PROVIDED INFORMATION:
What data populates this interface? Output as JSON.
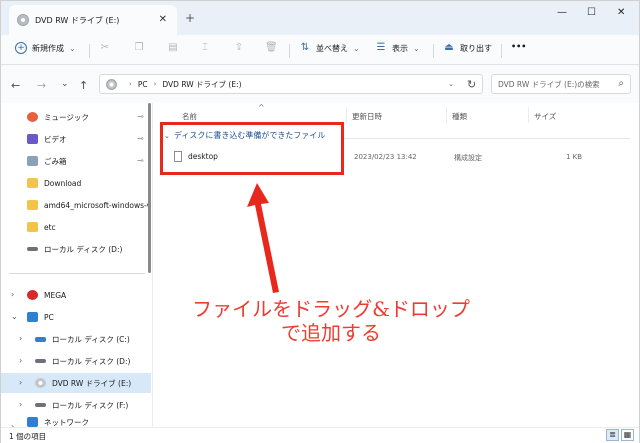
{
  "window": {
    "tab_title": "DVD RW ドライブ (E:)",
    "tab_close": "✕",
    "new_tab": "+",
    "minimize": "—",
    "maximize": "☐",
    "close": "✕"
  },
  "toolbar": {
    "new_label": "新規作成",
    "new_chevron": "⌄",
    "sort_label": "並べ替え",
    "view_label": "表示",
    "eject_label": "取り出す",
    "more": "•••"
  },
  "address": {
    "back": "←",
    "forward": "→",
    "recent": "⌄",
    "up": "↑",
    "segments": [
      "PC",
      "DVD RW ドライブ (E:)"
    ],
    "refresh": "↻",
    "search_placeholder": "DVD RW ドライブ (E:)の検索",
    "search_icon": "search-icon"
  },
  "sidebar": {
    "quick_access": [
      {
        "label": "ミュージック",
        "icon": "music-icon",
        "color": "#e5613f",
        "pinned": true
      },
      {
        "label": "ビデオ",
        "icon": "video-icon",
        "color": "#6b58c9",
        "pinned": true
      },
      {
        "label": "ごみ箱",
        "icon": "recycle-bin-icon",
        "color": "#8aa1b8",
        "pinned": true
      },
      {
        "label": "Download",
        "icon": "folder-icon",
        "color": "#f3c44a",
        "pinned": false
      },
      {
        "label": "amd64_microsoft-windows-v",
        "icon": "folder-icon",
        "color": "#f3c44a",
        "pinned": false
      },
      {
        "label": "etc",
        "icon": "folder-icon",
        "color": "#f3c44a",
        "pinned": false
      },
      {
        "label": "ローカル ディスク (D:)",
        "icon": "drive-icon",
        "color": "#6e7278",
        "pinned": false
      }
    ],
    "tree": [
      {
        "label": "MEGA",
        "icon": "mega-icon",
        "color": "#d9272e",
        "expanded": false
      },
      {
        "label": "PC",
        "icon": "pc-icon",
        "color": "#2f7fd2",
        "expanded": true
      },
      {
        "label": "ローカル ディスク (C:)",
        "icon": "drive-c-icon",
        "color": "#2f7fd2",
        "expanded": false
      },
      {
        "label": "ローカル ディスク (D:)",
        "icon": "drive-icon",
        "color": "#6e7278",
        "expanded": false
      },
      {
        "label": "DVD RW ドライブ (E:)",
        "icon": "dvd-drive-icon",
        "color": "#b8bcc2",
        "expanded": false,
        "selected": true
      },
      {
        "label": "ローカル ディスク (F:)",
        "icon": "drive-icon",
        "color": "#6e7278",
        "expanded": false
      },
      {
        "label": "ネットワーク",
        "icon": "network-icon",
        "color": "#2f7fd2",
        "expanded": false
      }
    ],
    "pin_glyph": "📌",
    "chevron_collapsed": "›",
    "chevron_expanded": "⌄"
  },
  "content": {
    "columns": [
      "名前",
      "更新日時",
      "種類",
      "サイズ"
    ],
    "sort_caret": "^",
    "group_label": "ディスクに書き込む準備ができたファイル",
    "group_chevron": "⌄",
    "files": [
      {
        "name": "desktop",
        "modified": "2023/02/23 13:42",
        "type": "構成設定",
        "size": "1 KB"
      }
    ]
  },
  "annotation": {
    "callout_line1": "ファイルをドラッグ&ドロップ",
    "callout_line2": "で追加する",
    "color": "#e8281c"
  },
  "status": {
    "item_count": "1 個の項目"
  }
}
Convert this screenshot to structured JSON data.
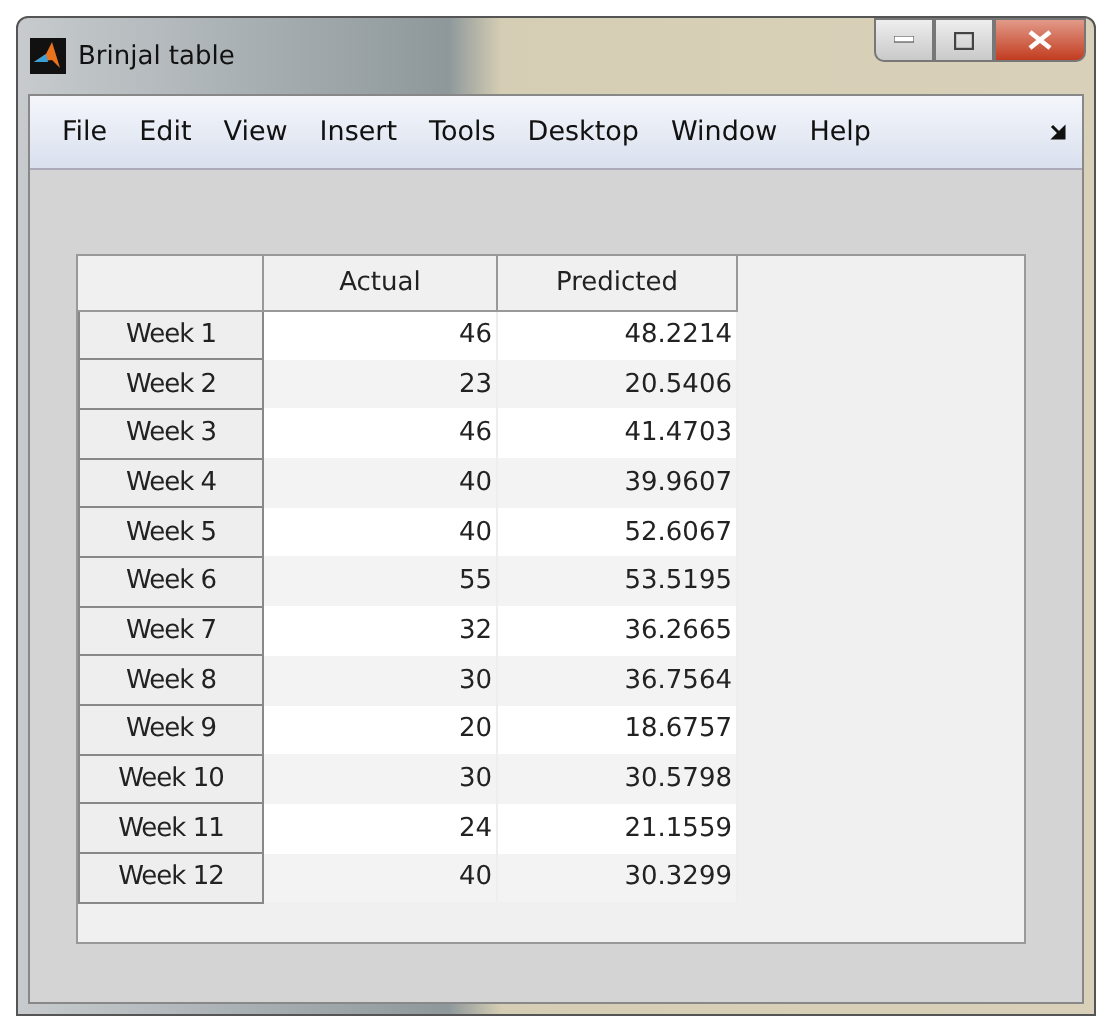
{
  "window": {
    "title": "Brinjal table"
  },
  "menu": [
    "File",
    "Edit",
    "View",
    "Insert",
    "Tools",
    "Desktop",
    "Window",
    "Help"
  ],
  "table": {
    "columns": [
      "Actual",
      "Predicted"
    ],
    "rows": [
      {
        "label": "Week 1",
        "cells": [
          "46",
          "48.2214"
        ]
      },
      {
        "label": "Week 2",
        "cells": [
          "23",
          "20.5406"
        ]
      },
      {
        "label": "Week 3",
        "cells": [
          "46",
          "41.4703"
        ]
      },
      {
        "label": "Week 4",
        "cells": [
          "40",
          "39.9607"
        ]
      },
      {
        "label": "Week 5",
        "cells": [
          "40",
          "52.6067"
        ]
      },
      {
        "label": "Week 6",
        "cells": [
          "55",
          "53.5195"
        ]
      },
      {
        "label": "Week 7",
        "cells": [
          "32",
          "36.2665"
        ]
      },
      {
        "label": "Week 8",
        "cells": [
          "30",
          "36.7564"
        ]
      },
      {
        "label": "Week 9",
        "cells": [
          "20",
          "18.6757"
        ]
      },
      {
        "label": "Week 10",
        "cells": [
          "30",
          "30.5798"
        ]
      },
      {
        "label": "Week 11",
        "cells": [
          "24",
          "21.1559"
        ]
      },
      {
        "label": "Week 12",
        "cells": [
          "40",
          "30.3299"
        ]
      }
    ]
  }
}
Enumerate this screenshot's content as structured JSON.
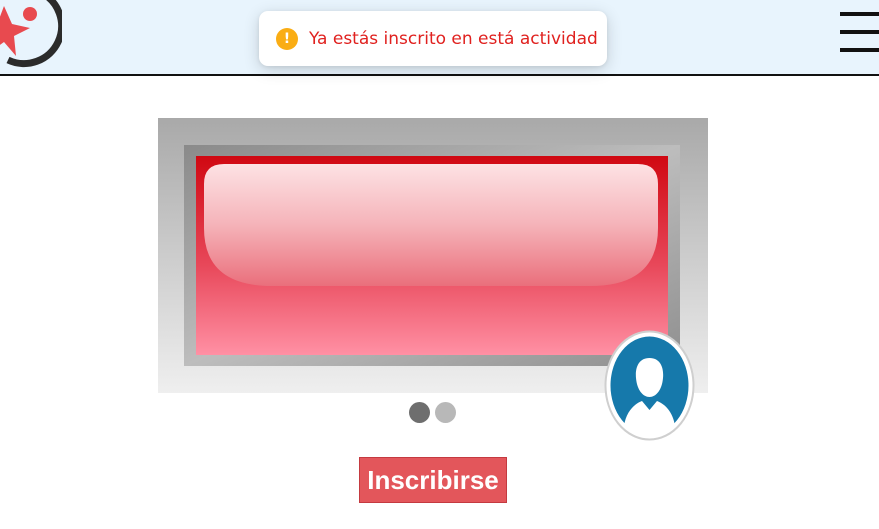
{
  "header": {
    "logo_icon": "star-person-logo-icon",
    "menu_icon": "hamburger-menu-icon"
  },
  "toast": {
    "icon": "warning-icon",
    "icon_symbol": "!",
    "message": "Ya estás inscrito en está actividad",
    "color": "#e0211f",
    "icon_color": "#faad14"
  },
  "carousel": {
    "slide_count": 2,
    "active_index": 0,
    "slide_icon": "red-glossy-button-image"
  },
  "avatar": {
    "icon": "user-avatar-icon",
    "color": "#1679ab"
  },
  "actions": {
    "enroll_label": "Inscribirse",
    "enroll_color": "#e3565b"
  }
}
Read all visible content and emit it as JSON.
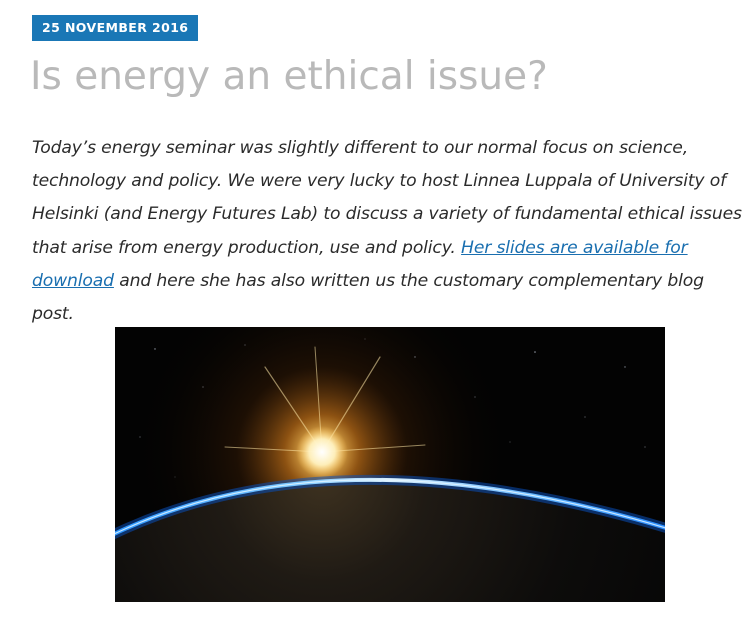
{
  "post": {
    "date": "25 NOVEMBER 2016",
    "title": "Is energy an ethical issue?"
  },
  "intro": {
    "text_before_link": "Today’s energy seminar was slightly different to our normal focus on science, technology and policy. We were very lucky to host Linnea Luppala of  University of Helsinki (and Energy Futures Lab) to discuss a variety of fundamental ethical issues that arise from energy production, use and policy. ",
    "link_text": "Her slides are available for download",
    "text_after_link": " and here she has also written us the customary complementary blog post."
  },
  "colors": {
    "date_badge_bg": "#1a77b6",
    "title": "#b9b9b9",
    "body_text": "#2b2b2b",
    "link": "#1a6fb0"
  },
  "image": {
    "subject": "earth-sunrise-from-space"
  }
}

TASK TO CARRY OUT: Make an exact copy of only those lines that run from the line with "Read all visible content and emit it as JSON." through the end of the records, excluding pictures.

SOLUTION FOR THIS TASK:
Read all visible content and emit it as JSON.
{
  "post": {
    "date": "25 NOVEMBER 2016",
    "title": "Is energy an ethical issue?"
  },
  "intro": {
    "text_before_link": "Today’s energy seminar was slightly different to our normal focus on science, technology and policy. We were very lucky to host Linnea Luppala of  University of Helsinki (and Energy Futures Lab) to discuss a variety of fundamental ethical issues that arise from energy production, use and policy. ",
    "link_text": "Her slides are available for download",
    "text_after_link": " and here she has also written us the customary complementary blog post."
  },
  "colors": {
    "date_badge_bg": "#1a77b6",
    "title": "#b9b9b9",
    "body_text": "#2b2b2b",
    "link": "#1a6fb0"
  },
  "image": {
    "subject": "earth-sunrise-from-space"
  }
}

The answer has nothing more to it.